How To Pay Bail
After a person has been arrested, they may have a bail hearing in which the court sets a bail amount. The defendant can pay this fee in exchange for their freedom until their next hearing. The money serves as a promise to the court that the defendant will willingly return for all necessary hearings and pay any required fees. If the defendant does this, the payment will be returned. If the bail is not paid, the defendant will be detained until their hearing. There are several ways for defendants or their loved ones to pay bail.
If the defendant or a loved one has the means to do so, they can pay the full amount of bail in cash. Some courts offer financing options in which a percentage of the bail can be paid up front and the remaining amount is collected if the defendant does not uphold their end of the bargain. The payment will be returned as long as the defendant attends hearings and pays fees as expected.

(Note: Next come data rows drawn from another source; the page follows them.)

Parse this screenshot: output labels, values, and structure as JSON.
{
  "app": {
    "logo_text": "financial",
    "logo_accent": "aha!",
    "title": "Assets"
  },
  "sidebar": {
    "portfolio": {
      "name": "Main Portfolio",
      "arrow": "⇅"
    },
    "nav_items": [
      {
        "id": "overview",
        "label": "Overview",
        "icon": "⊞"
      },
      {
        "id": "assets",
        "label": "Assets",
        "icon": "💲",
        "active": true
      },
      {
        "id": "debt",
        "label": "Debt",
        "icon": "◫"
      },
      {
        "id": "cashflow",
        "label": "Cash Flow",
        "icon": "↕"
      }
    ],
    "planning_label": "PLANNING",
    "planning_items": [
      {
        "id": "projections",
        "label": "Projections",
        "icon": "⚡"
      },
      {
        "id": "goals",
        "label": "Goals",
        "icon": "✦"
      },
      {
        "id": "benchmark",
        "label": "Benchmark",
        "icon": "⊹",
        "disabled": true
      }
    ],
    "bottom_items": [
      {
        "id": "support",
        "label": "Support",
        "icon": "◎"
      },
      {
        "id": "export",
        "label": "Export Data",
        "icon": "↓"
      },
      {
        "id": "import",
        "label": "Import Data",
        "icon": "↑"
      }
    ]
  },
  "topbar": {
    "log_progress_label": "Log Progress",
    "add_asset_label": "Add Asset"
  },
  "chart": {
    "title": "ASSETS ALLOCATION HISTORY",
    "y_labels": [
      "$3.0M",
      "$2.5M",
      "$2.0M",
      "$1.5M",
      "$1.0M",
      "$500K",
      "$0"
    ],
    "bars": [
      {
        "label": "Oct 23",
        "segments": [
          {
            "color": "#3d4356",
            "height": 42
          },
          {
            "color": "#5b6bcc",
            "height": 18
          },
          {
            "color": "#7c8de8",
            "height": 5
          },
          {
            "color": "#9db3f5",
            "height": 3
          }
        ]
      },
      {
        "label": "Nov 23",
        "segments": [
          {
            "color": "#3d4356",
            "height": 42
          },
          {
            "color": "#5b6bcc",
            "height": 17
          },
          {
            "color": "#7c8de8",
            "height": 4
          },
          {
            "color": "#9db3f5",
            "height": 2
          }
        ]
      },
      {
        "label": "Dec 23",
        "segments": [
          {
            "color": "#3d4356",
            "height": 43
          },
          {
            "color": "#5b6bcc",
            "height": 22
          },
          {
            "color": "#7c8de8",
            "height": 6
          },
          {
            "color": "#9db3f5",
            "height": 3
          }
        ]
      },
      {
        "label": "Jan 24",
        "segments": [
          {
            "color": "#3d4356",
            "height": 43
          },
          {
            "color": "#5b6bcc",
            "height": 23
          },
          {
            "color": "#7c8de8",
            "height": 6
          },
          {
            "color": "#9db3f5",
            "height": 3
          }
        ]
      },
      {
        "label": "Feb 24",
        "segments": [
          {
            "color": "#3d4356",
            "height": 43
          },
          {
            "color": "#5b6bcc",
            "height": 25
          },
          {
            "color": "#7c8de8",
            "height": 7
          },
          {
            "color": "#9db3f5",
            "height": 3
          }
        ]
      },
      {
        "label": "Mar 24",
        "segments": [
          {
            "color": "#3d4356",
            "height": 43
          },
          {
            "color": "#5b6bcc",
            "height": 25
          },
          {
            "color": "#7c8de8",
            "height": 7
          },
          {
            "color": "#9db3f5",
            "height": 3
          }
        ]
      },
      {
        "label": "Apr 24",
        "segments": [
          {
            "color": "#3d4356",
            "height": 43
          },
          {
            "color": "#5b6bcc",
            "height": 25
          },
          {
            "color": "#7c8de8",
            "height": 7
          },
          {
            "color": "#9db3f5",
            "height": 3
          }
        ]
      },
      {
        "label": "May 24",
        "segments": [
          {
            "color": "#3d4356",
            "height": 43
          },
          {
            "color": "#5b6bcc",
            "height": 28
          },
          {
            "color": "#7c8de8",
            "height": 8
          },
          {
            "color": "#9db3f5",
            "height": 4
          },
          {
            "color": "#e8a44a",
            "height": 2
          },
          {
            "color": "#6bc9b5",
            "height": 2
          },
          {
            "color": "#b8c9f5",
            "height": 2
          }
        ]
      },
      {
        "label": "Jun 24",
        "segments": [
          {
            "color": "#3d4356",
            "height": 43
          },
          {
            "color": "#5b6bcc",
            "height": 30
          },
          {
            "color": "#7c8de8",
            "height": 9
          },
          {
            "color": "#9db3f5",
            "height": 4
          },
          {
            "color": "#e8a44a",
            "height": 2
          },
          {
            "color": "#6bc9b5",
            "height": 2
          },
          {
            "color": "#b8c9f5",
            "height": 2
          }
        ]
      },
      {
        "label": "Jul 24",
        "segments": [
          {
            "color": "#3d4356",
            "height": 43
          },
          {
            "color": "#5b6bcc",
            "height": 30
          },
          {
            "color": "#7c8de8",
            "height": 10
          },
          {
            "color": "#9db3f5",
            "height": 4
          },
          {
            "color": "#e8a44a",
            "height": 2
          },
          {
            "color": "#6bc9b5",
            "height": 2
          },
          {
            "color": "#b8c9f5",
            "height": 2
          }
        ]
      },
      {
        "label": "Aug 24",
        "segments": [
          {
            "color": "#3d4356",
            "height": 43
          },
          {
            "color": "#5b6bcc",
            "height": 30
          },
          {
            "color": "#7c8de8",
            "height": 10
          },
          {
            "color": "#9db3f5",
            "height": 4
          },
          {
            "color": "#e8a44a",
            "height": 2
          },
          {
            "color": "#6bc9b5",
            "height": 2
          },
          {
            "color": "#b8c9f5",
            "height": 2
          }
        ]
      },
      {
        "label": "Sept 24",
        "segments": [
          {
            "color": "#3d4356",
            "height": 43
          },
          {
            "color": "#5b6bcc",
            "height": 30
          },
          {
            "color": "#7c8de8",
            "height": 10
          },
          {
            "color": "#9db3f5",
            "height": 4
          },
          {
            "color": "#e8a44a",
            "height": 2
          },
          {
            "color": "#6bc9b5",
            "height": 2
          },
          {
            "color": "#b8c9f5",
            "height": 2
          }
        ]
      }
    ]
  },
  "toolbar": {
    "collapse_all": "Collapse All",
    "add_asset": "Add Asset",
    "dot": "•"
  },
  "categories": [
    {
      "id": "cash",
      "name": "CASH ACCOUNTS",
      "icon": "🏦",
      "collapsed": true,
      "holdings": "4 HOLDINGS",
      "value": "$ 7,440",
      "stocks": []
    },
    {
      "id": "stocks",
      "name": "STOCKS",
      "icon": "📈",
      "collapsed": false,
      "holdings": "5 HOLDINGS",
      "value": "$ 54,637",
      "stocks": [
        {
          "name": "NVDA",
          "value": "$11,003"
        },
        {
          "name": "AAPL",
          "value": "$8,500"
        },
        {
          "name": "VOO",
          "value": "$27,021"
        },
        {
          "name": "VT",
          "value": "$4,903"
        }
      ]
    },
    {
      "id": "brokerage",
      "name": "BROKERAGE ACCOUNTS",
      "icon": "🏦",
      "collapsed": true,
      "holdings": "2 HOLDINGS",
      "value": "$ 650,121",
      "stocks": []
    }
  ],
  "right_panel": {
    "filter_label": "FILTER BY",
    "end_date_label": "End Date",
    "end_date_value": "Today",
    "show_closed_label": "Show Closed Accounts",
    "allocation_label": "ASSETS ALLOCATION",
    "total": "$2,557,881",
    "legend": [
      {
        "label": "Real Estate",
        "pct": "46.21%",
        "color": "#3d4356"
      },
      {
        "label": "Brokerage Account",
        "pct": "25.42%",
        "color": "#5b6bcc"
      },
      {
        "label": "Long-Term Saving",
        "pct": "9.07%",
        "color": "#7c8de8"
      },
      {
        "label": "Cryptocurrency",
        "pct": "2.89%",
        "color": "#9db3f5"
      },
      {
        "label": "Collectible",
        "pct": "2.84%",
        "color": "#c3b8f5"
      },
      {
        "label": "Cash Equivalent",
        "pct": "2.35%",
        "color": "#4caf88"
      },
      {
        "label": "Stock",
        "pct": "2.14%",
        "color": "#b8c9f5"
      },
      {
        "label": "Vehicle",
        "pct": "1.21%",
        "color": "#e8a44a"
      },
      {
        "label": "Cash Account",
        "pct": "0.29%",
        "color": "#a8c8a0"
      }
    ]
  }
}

Another option is to agree to a deal with a local bail bondsman. The defendant pays the bondsman a percentage of the bail amount in exchange for their services. The bond agent then promises to pay the court the full bail amount if their client does not attend hearings or pay fees. The bond agent may require some collateral from the defendant to guarantee cooperation with the court. The collateral is returned if the agreement is upheld by the defendant.

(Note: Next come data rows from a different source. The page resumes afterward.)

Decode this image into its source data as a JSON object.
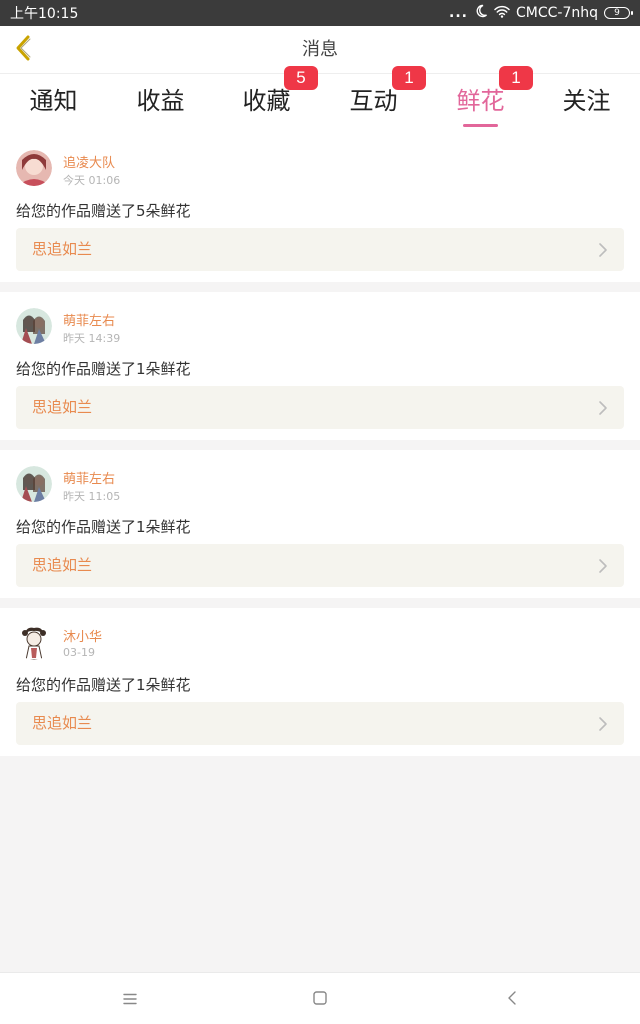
{
  "status_bar": {
    "time": "上午10:15",
    "signal_dots": "...",
    "network": "CMCC-7nhq",
    "battery": "9"
  },
  "header": {
    "title": "消息",
    "back_icon": "chevron-left-icon"
  },
  "tabs": [
    {
      "label": "通知",
      "badge": ""
    },
    {
      "label": "收益",
      "badge": ""
    },
    {
      "label": "收藏",
      "badge": "5"
    },
    {
      "label": "互动",
      "badge": "1"
    },
    {
      "label": "鲜花",
      "badge": "1",
      "active": true
    },
    {
      "label": "关注",
      "badge": ""
    }
  ],
  "messages": [
    {
      "user": "追凌大队",
      "time": "今天 01:06",
      "text": "给您的作品赠送了5朵鲜花",
      "work": "思追如兰"
    },
    {
      "user": "萌菲左右",
      "time": "昨天 14:39",
      "text": "给您的作品赠送了1朵鲜花",
      "work": "思追如兰"
    },
    {
      "user": "萌菲左右",
      "time": "昨天 11:05",
      "text": "给您的作品赠送了1朵鲜花",
      "work": "思追如兰"
    },
    {
      "user": "沐小华",
      "time": "03-19",
      "text": "给您的作品赠送了1朵鲜花",
      "work": "思追如兰"
    }
  ],
  "colors": {
    "accent": "#e2669a",
    "badge": "#ef3747",
    "username": "#e88a4f",
    "link_bg": "#f5f4ee",
    "back_icon": "#c9a300"
  },
  "nav_bar": {
    "icons": [
      "menu-icon",
      "home-icon",
      "back-icon"
    ]
  }
}
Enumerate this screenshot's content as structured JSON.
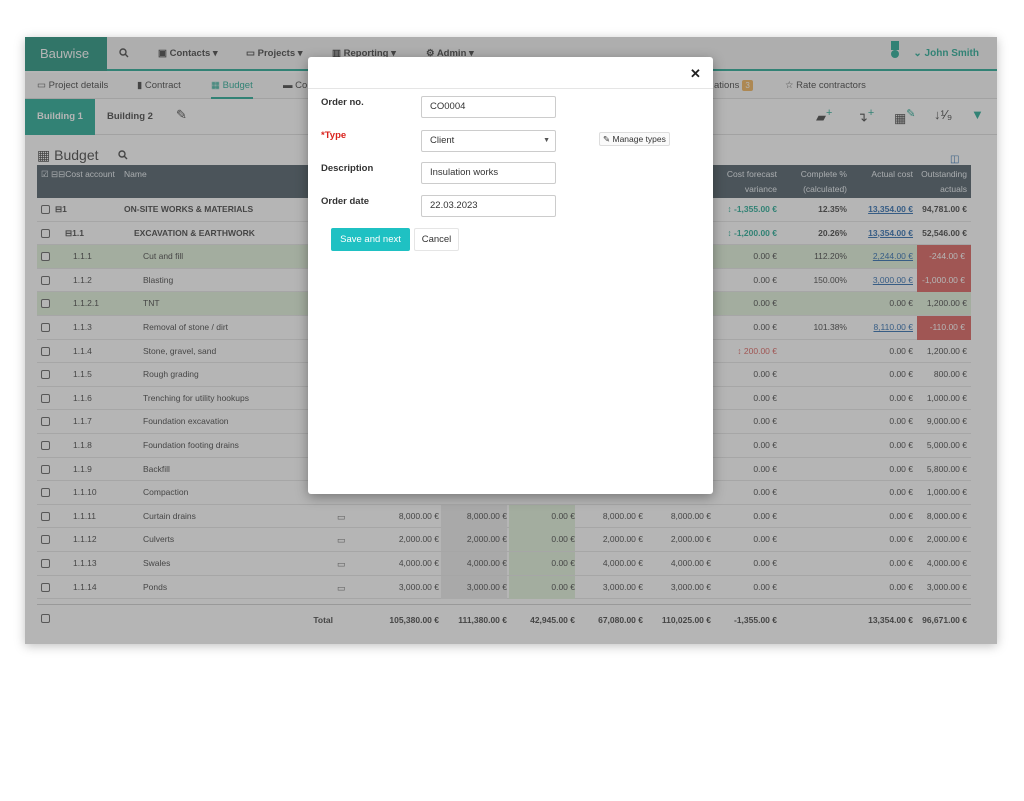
{
  "nav": {
    "brand": "Bauwise",
    "search_icon": "search-icon",
    "contacts": "Contacts ▾",
    "projects": "Projects ▾",
    "reporting": "Reporting ▾",
    "admin": "Admin ▾",
    "user": "John Smith"
  },
  "tabs": {
    "project_details": "Project details",
    "contract": "Contract",
    "budget": "Budget",
    "partial": "Co",
    "ations": "ations",
    "ations_badge": "3",
    "rate_contractors": "Rate contractors"
  },
  "buildings": {
    "b1": "Building 1",
    "b2": "Building 2"
  },
  "grid": {
    "title": "Budget",
    "headers": {
      "cost_account": "Cost account",
      "name": "Name",
      "cost_forecast_variance": "Cost forecast variance",
      "complete_pct": "Complete % (calculated)",
      "actual_cost": "Actual cost",
      "outstanding": "Outstanding actuals"
    },
    "rows": [
      {
        "code": "1",
        "name": "ON-SITE WORKS & MATERIALS",
        "variance": "-1,355.00 €",
        "pct": "12.35%",
        "actual": "13,354.00 €",
        "out": "94,781.00 €"
      },
      {
        "code": "1.1",
        "name": "EXCAVATION & EARTHWORK",
        "variance": "-1,200.00 €",
        "pct": "20.26%",
        "actual": "13,354.00 €",
        "out": "52,546.00 €"
      },
      {
        "code": "1.1.1",
        "name": "Cut and fill",
        "variance": "0.00 €",
        "pct": "112.20%",
        "actual": "2,244.00 €",
        "out": "-244.00 €"
      },
      {
        "code": "1.1.2",
        "name": "Blasting",
        "variance": "0.00 €",
        "pct": "150.00%",
        "actual": "3,000.00 €",
        "out": "-1,000.00 €"
      },
      {
        "code": "1.1.2.1",
        "name": "TNT",
        "variance": "0.00 €",
        "pct": "",
        "actual": "0.00 €",
        "out": "1,200.00 €"
      },
      {
        "code": "1.1.3",
        "name": "Removal of stone / dirt",
        "variance": "0.00 €",
        "pct": "101.38%",
        "actual": "8,110.00 €",
        "out": "-110.00 €"
      },
      {
        "code": "1.1.4",
        "name": "Stone, gravel, sand",
        "variance": "200.00 €",
        "pct": "",
        "actual": "0.00 €",
        "out": "1,200.00 €"
      },
      {
        "code": "1.1.5",
        "name": "Rough grading",
        "variance": "0.00 €",
        "pct": "",
        "actual": "0.00 €",
        "out": "800.00 €"
      },
      {
        "code": "1.1.6",
        "name": "Trenching for utility hookups",
        "variance": "0.00 €",
        "pct": "",
        "actual": "0.00 €",
        "out": "1,000.00 €"
      },
      {
        "code": "1.1.7",
        "name": "Foundation excavation",
        "variance": "0.00 €",
        "pct": "",
        "actual": "0.00 €",
        "out": "9,000.00 €"
      },
      {
        "code": "1.1.8",
        "name": "Foundation footing drains",
        "variance": "0.00 €",
        "pct": "",
        "actual": "0.00 €",
        "out": "5,000.00 €"
      },
      {
        "code": "1.1.9",
        "name": "Backfill",
        "variance": "0.00 €",
        "pct": "",
        "actual": "0.00 €",
        "out": "5,800.00 €"
      },
      {
        "code": "1.1.10",
        "name": "Compaction",
        "variance": "0.00 €",
        "pct": "",
        "actual": "0.00 €",
        "out": "1,000.00 €"
      },
      {
        "code": "1.1.11",
        "name": "Curtain drains",
        "c1": "8,000.00 €",
        "c2": "8,000.00 €",
        "c3": "0.00 €",
        "c4": "8,000.00 €",
        "c5": "8,000.00 €",
        "variance": "0.00 €",
        "pct": "",
        "actual": "0.00 €",
        "out": "8,000.00 €"
      },
      {
        "code": "1.1.12",
        "name": "Culverts",
        "c1": "2,000.00 €",
        "c2": "2,000.00 €",
        "c3": "0.00 €",
        "c4": "2,000.00 €",
        "c5": "2,000.00 €",
        "variance": "0.00 €",
        "pct": "",
        "actual": "0.00 €",
        "out": "2,000.00 €"
      },
      {
        "code": "1.1.13",
        "name": "Swales",
        "c1": "4,000.00 €",
        "c2": "4,000.00 €",
        "c3": "0.00 €",
        "c4": "4,000.00 €",
        "c5": "4,000.00 €",
        "variance": "0.00 €",
        "pct": "",
        "actual": "0.00 €",
        "out": "4,000.00 €"
      },
      {
        "code": "1.1.14",
        "name": "Ponds",
        "c1": "3,000.00 €",
        "c2": "3,000.00 €",
        "c3": "0.00 €",
        "c4": "3,000.00 €",
        "c5": "3,000.00 €",
        "variance": "0.00 €",
        "pct": "",
        "actual": "0.00 €",
        "out": "3,000.00 €"
      }
    ],
    "total": {
      "label": "Total",
      "c1": "105,380.00 €",
      "c2": "111,380.00 €",
      "c3": "42,945.00 €",
      "c4": "67,080.00 €",
      "c5": "110,025.00 €",
      "variance": "-1,355.00 €",
      "actual": "13,354.00 €",
      "out": "96,671.00 €"
    }
  },
  "modal": {
    "order_no_label": "Order no.",
    "order_no_value": "CO0004",
    "type_label": "*Type",
    "type_value": "Client",
    "manage_types": "Manage types",
    "description_label": "Description",
    "description_value": "Insulation works",
    "order_date_label": "Order date",
    "order_date_value": "22.03.2023",
    "save_label": "Save and next",
    "cancel_label": "Cancel"
  }
}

Some courts accept collateral in lieu of cash. Examples of collateral include deeds to property, expensive jewelry, vehicles or other valuable possessions. Like cash, the collateral is returned given cooperation with the court.
After a bail amount has been set for a defendant, they can pay cash, agree to a bail bond or give the court collateral in order to guarantee cooperation and be granted freedom until the date of their next hearing.